'''
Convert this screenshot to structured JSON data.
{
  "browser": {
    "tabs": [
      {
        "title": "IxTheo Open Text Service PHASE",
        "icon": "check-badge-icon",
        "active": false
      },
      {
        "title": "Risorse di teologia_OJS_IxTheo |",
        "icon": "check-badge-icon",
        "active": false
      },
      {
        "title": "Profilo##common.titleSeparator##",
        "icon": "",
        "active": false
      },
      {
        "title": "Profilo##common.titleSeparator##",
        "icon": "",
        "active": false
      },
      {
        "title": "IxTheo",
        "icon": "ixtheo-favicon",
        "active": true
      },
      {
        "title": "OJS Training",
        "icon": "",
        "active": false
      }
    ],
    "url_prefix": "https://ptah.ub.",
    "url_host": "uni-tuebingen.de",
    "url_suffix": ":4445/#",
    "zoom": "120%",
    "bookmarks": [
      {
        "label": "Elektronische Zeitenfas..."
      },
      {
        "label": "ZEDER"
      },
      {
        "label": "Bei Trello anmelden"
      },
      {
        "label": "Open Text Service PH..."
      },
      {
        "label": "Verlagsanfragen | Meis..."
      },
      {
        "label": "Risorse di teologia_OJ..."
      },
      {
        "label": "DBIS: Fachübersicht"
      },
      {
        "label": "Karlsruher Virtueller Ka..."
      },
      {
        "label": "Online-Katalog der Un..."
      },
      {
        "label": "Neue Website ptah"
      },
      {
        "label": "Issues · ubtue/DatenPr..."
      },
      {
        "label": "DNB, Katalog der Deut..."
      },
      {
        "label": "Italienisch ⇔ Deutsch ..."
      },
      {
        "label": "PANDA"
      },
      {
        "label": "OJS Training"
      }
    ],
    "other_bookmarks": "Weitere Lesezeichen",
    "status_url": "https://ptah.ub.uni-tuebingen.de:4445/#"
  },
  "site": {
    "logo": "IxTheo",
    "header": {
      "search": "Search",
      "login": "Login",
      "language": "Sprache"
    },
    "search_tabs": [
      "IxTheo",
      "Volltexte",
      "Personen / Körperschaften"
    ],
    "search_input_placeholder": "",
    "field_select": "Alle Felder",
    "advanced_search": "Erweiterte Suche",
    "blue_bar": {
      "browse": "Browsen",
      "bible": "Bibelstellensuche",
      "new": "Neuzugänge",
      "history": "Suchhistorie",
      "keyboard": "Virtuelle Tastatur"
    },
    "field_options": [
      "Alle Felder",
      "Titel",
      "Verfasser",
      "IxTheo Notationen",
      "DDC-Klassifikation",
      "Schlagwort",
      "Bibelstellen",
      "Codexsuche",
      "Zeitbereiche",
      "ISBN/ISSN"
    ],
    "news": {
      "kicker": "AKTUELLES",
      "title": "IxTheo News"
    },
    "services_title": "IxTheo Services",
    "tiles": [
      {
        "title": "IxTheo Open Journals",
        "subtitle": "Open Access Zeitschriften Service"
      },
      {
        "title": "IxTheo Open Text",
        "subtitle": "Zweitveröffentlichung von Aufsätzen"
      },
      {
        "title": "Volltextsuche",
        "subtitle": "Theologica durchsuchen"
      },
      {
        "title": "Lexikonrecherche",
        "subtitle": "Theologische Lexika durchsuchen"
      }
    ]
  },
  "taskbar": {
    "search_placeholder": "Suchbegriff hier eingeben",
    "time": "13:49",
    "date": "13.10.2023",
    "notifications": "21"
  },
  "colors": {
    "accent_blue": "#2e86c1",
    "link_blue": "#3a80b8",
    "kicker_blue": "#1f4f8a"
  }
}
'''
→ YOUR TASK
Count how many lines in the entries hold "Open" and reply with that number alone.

→ SOLUTION BELOW
5